in future blog posts, i hope that everyone realizes that while i may poke fun and use self-deprecating humor, it really has nothing to do with this fantastic art of kenpo.  this site is fully designed to make fun of me and the painful yet humorous way i’m learning.

i love doing this art.  i love working with the great people within this art.  i have a deep respect for those that have built carefully on the foundation work for what mr parker envisioned.  and some day, Lord willing, i’ll pass on whatever i learn to others with the same humility and friendliness everyone has expressed towards me.

— chunky ninja

flailing wings

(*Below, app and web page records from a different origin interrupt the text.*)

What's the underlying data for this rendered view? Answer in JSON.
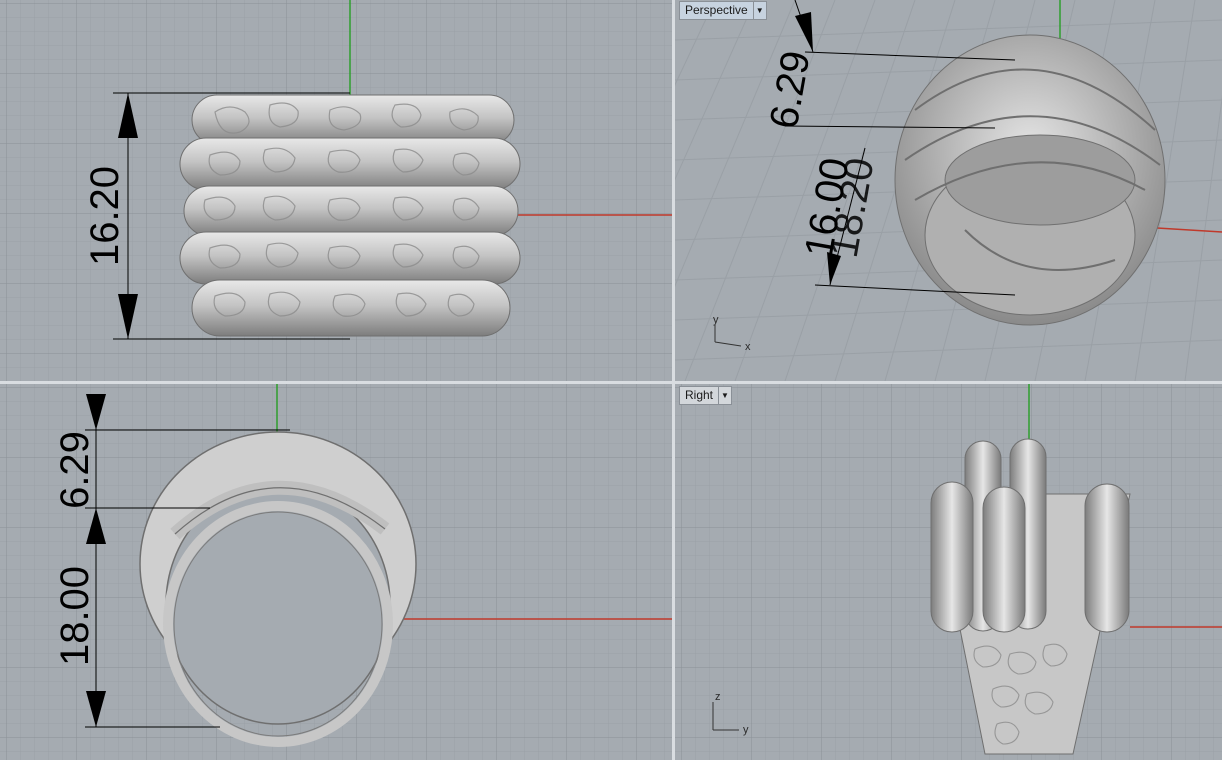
{
  "viewports": {
    "top": {
      "dimension": "16.20"
    },
    "perspective": {
      "title": "Perspective",
      "dim_upper": "6.29",
      "dim_lower_a": "16.00",
      "dim_lower_b": "18.20",
      "axis_x": "x",
      "axis_y": "y"
    },
    "front": {
      "dim_upper": "6.29",
      "dim_lower": "18.00"
    },
    "right": {
      "title": "Right",
      "axis_z": "z",
      "axis_y": "y"
    }
  },
  "colors": {
    "viewport_bg": "#a5abb1",
    "grid_minor": "#9aa0a6",
    "grid_major": "#8a9096",
    "axis_x": "#c0392b",
    "axis_y": "#2e9e2e",
    "model": "#c9c9c9",
    "active_tab": "#c7d3e0"
  },
  "icons": {
    "dropdown": "chevron-down-icon"
  }
}
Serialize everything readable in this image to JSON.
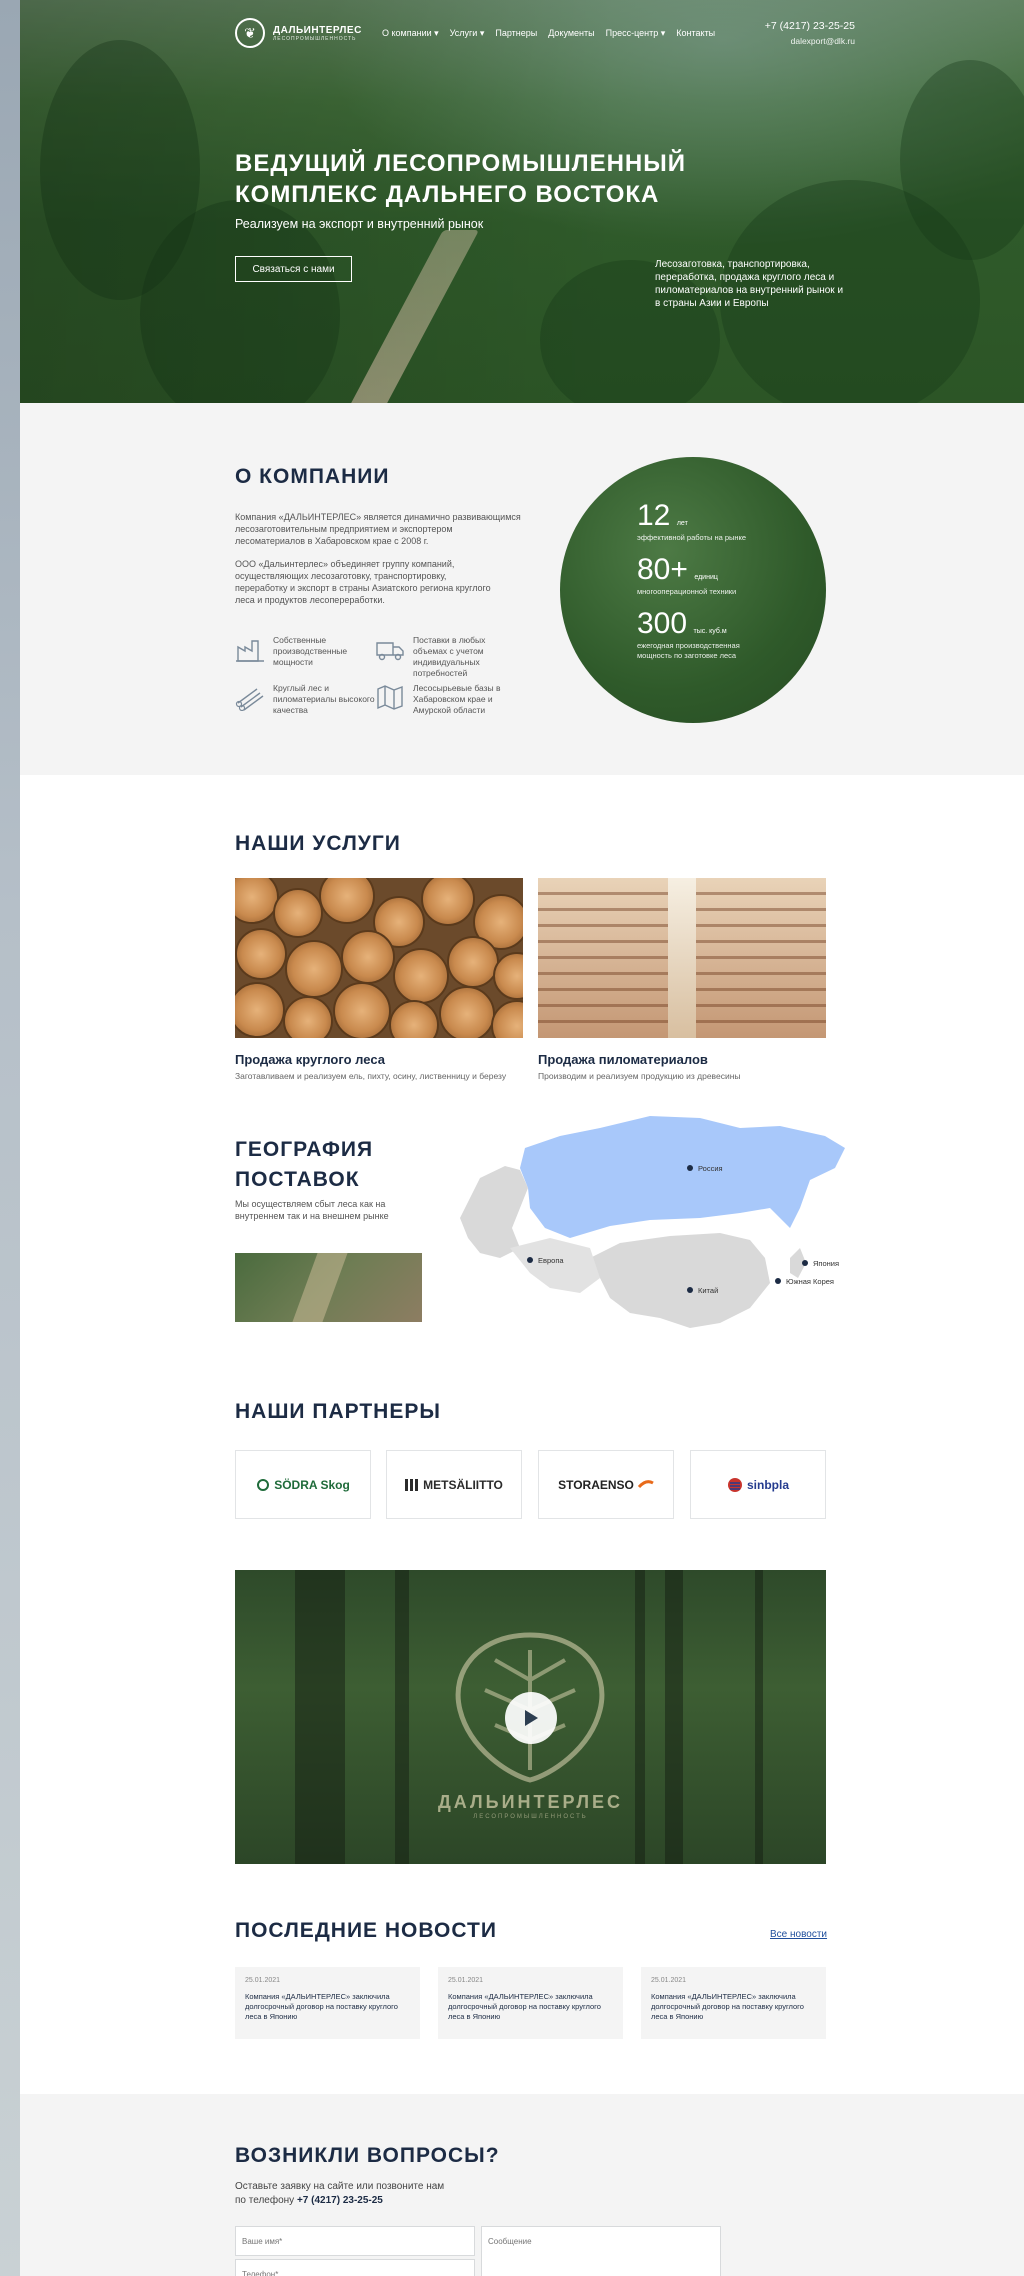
{
  "nav": {
    "logo_name": "ДАЛЬИНТЕРЛЕС",
    "logo_tagline": "ЛЕСОПРОМЫШЛЕННОСТЬ",
    "menu": [
      "О компании ▾",
      "Услуги ▾",
      "Партнеры",
      "Документы",
      "Пресс-центр ▾",
      "Контакты"
    ],
    "phone": "+7 (4217) 23-25-25",
    "email": "dalexport@dlk.ru"
  },
  "hero": {
    "title": "ВЕДУЩИЙ ЛЕСОПРОМЫШЛЕННЫЙ КОМПЛЕКС ДАЛЬНЕГО ВОСТОКА",
    "subtitle": "Реализуем на экспорт и внутренний рынок",
    "button": "Связаться с нами",
    "side_text": "Лесозаготовка, транспортировка, переработка, продажа круглого леса и пиломатериалов на внутренний рынок и в страны Азии и Европы"
  },
  "about": {
    "title": "О КОМПАНИИ",
    "p1": "Компания «ДАЛЬИНТЕРЛЕС» является динамично развивающимся лесозаготовительным предприятием и экспортером лесоматериалов в Хабаровском крае с 2008 г.",
    "p2": "ООО «Дальинтерлес» объединяет группу компаний, осуществляющих лесозаготовку, транспортировку, переработку и экспорт в страны Азиатского региона круглого леса и продуктов лесопереработки.",
    "features": [
      {
        "icon": "factory-icon",
        "text": "Собственные производственные мощности"
      },
      {
        "icon": "truck-icon",
        "text": "Поставки в любых объемах с учетом индивидуальных потребностей"
      },
      {
        "icon": "logs-icon",
        "text": "Круглый лес и пиломатериалы высокого качества"
      },
      {
        "icon": "map-icon",
        "text": "Лесосырьевые базы в Хабаровском крае и Амурской области"
      }
    ],
    "stats": [
      {
        "value": "12",
        "unit": "лет",
        "desc": "эффективной работы на рынке"
      },
      {
        "value": "80+",
        "unit": "единиц",
        "desc": "многооперационной техники"
      },
      {
        "value": "300",
        "unit": "тыс. куб.м",
        "desc": "ежегодная производственная мощность по заготовке леса"
      }
    ]
  },
  "services": {
    "title": "НАШИ УСЛУГИ",
    "items": [
      {
        "title": "Продажа круглого леса",
        "desc": "Заготавливаем и реализуем ель, пихту, осину, лиственницу и березу"
      },
      {
        "title": "Продажа пиломатериалов",
        "desc": "Производим и реализуем продукцию из древесины"
      }
    ]
  },
  "geo": {
    "title": "ГЕОГРАФИЯ ПОСТАВОК",
    "desc": "Мы осуществляем сбыт леса как на внутреннем так и на внешнем рынке",
    "labels": {
      "russia": "Россия",
      "europe": "Европа",
      "china": "Китай",
      "japan": "Япония",
      "korea": "Южная Корея"
    }
  },
  "partners": {
    "title": "НАШИ ПАРТНЕРЫ",
    "items": [
      {
        "name": "SÖDRA Skog",
        "color": "#1f6b3a"
      },
      {
        "name": "METSÄLIITTO",
        "color": "#2b2b2b"
      },
      {
        "name": "STORAENSO",
        "color": "#222222"
      },
      {
        "name": "sinbpla",
        "color": "#243b8f"
      }
    ]
  },
  "video": {
    "brand": "ДАЛЬИНТЕРЛЕС",
    "tagline": "ЛЕСОПРОМЫШЛЕННОСТЬ"
  },
  "news": {
    "title": "ПОСЛЕДНИЕ НОВОСТИ",
    "all_link": "Все новости",
    "items": [
      {
        "date": "25.01.2021",
        "text": "Компания «ДАЛЬИНТЕРЛЕС» заключила долгосрочный договор на поставку круглого леса в Японию"
      },
      {
        "date": "25.01.2021",
        "text": "Компания «ДАЛЬИНТЕРЛЕС» заключила долгосрочный договор на поставку круглого леса в Японию"
      },
      {
        "date": "25.01.2021",
        "text": "Компания «ДАЛЬИНТЕРЛЕС» заключила долгосрочный договор на поставку круглого леса в Японию"
      }
    ]
  },
  "questions": {
    "title": "ВОЗНИКЛИ ВОПРОСЫ?",
    "desc": "Оставьте заявку на сайте или позвоните нам по телефону",
    "phone": "+7 (4217) 23-25-25",
    "name_placeholder": "Ваше имя*",
    "phone_placeholder": "Телефон*",
    "message_placeholder": "Сообщение"
  },
  "colors": {
    "accent": "#1c2b44",
    "forest": "#2f5a2a",
    "map_russia": "#a8c8fa",
    "map_other": "#d9d9d9"
  }
}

it’s the second saturday of the month and that means sparring time. my friend and fellow kenpoist, mr bowley, invited me up again to work out with his students. this time i took my KG buddy, vince. my sister went along, too, but her reason was so she could watch the 10 year olds kick my derriere. what she REALLY said was, “hanging out with my big brother will be nice, but getting to watch kids kick your butt is a bonus.” family. gotta love them.

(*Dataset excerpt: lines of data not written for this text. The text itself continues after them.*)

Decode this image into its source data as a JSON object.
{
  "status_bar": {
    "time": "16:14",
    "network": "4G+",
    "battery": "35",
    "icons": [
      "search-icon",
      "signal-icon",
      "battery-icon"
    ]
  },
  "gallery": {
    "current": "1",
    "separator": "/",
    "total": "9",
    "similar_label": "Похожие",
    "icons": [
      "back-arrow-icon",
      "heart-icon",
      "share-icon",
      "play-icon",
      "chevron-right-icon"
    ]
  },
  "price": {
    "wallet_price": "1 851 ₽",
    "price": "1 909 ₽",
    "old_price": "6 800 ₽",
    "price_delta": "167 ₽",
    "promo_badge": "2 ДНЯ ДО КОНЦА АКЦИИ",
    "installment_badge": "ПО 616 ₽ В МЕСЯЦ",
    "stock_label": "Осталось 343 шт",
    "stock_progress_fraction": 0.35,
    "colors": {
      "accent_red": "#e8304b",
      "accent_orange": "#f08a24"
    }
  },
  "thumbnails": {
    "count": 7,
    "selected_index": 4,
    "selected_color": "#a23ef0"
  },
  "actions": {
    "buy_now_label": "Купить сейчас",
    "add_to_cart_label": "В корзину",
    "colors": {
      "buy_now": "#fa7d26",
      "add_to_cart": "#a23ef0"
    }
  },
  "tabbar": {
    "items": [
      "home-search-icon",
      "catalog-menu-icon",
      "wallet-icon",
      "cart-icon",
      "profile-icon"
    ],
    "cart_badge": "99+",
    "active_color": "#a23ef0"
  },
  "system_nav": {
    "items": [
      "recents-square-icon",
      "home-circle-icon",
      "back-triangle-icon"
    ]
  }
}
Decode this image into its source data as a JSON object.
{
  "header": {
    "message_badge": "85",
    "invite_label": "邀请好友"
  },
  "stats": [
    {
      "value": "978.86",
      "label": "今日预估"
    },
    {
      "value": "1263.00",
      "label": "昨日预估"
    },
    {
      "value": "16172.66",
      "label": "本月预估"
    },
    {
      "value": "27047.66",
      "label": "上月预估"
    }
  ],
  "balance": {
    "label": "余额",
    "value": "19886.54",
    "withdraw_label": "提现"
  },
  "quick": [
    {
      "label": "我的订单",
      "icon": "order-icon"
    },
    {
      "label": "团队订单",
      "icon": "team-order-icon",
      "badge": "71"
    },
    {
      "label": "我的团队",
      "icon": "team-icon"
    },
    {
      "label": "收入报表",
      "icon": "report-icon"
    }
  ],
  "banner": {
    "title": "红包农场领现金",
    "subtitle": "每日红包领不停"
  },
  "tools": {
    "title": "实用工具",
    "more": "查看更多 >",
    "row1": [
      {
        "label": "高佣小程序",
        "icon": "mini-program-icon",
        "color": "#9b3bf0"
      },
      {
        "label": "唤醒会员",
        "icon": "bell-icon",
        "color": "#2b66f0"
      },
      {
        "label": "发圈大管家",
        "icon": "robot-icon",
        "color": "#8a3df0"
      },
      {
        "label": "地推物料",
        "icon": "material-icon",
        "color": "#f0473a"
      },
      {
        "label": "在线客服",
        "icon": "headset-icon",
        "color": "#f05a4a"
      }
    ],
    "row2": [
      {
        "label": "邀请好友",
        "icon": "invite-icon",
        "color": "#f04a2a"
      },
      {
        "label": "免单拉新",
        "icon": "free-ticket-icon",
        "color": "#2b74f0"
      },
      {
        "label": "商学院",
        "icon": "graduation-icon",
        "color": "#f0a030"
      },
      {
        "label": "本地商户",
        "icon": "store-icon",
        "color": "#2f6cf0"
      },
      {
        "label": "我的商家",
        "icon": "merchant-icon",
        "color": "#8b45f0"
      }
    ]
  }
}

flailing wings is my “kenpo explanation” for what i call sparring. its generally quickly followed by the techniques: snapping skull and leaking eyeballs. i’m doing the flailing and they’re making me do the other two. i like to think i’ve improved over the last few months and am told by most that its noticeable (i hate you vince). but i’m sure my abilities against the upper belts still brings much laughter to their day. (you’re welcome gentlemen. i do what i can for your amusement.)

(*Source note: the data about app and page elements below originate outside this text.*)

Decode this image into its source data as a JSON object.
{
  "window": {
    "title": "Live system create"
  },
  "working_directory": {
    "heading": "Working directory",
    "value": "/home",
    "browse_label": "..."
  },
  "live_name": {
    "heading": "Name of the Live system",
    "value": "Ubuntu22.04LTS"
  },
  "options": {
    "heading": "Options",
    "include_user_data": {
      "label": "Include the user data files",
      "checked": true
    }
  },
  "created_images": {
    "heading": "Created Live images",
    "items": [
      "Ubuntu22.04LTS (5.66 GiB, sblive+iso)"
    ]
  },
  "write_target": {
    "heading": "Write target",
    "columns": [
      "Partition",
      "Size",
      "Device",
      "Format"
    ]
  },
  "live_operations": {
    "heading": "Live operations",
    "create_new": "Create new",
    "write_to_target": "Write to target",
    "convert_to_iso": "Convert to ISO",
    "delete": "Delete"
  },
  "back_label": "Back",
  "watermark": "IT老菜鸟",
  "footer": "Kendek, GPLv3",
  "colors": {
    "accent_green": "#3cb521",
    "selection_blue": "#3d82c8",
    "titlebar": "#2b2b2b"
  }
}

but i did not give up. i did not quit. and while i hate sparring, i always come away from these sessions feeling proud of what i was able to learn and do. i can tell a difference from one month to the next and for me, that means i’m learning. i never want to quit learning.

mr bowley’s instructor, mr wilson, came to today’s session. it was an honor to meet mr wilson (black belt). though truth be told my initial response when it was announced he had just pulled up in front of mr bowley’s dojo, was to groan inwardly and sneak back into my car.

he was just another upper belt person to kick my, and i’ll use the official term here, rotundus butticus. and he did. but honestly, we talked a lot after sparring class was over and he’s one of the nicest kenpoists i’ve met. mr bowley hangs with a very good group — mr gonzalez (black belt) last month then mr wilson this month.

between last month and this month i did my best sponge impression. BESIDES soaking in the punches and kicks, i tried to soak in the knowledge that they freely offered. it’s one thing when upper belts have the knowledge. it’s an entirely different aspect when they have the skill to articulate their knowledge in a way that’s understandable and applicable to what i’m trying to learn. these guys are the future old guys of kenpo and they serve their wisdom with a humble friendliness that just made me want to push myself harder. so a special thank you to all three of them.

so now i’m home and my muscles are more tired than my mind. sometimes that’s not saying much, but today it really is. i’m ready to hit the shower, do some light stretching, then take an 8 hour power nap. since it’s mother’s day weekend, i’ll probably have to limit that to an hour or so.

i hate sparring. i’m not sure i’ll ever like it. but i am getting better and i’m glad i went.

— chunky ninja

Read the old posts and see how this all started!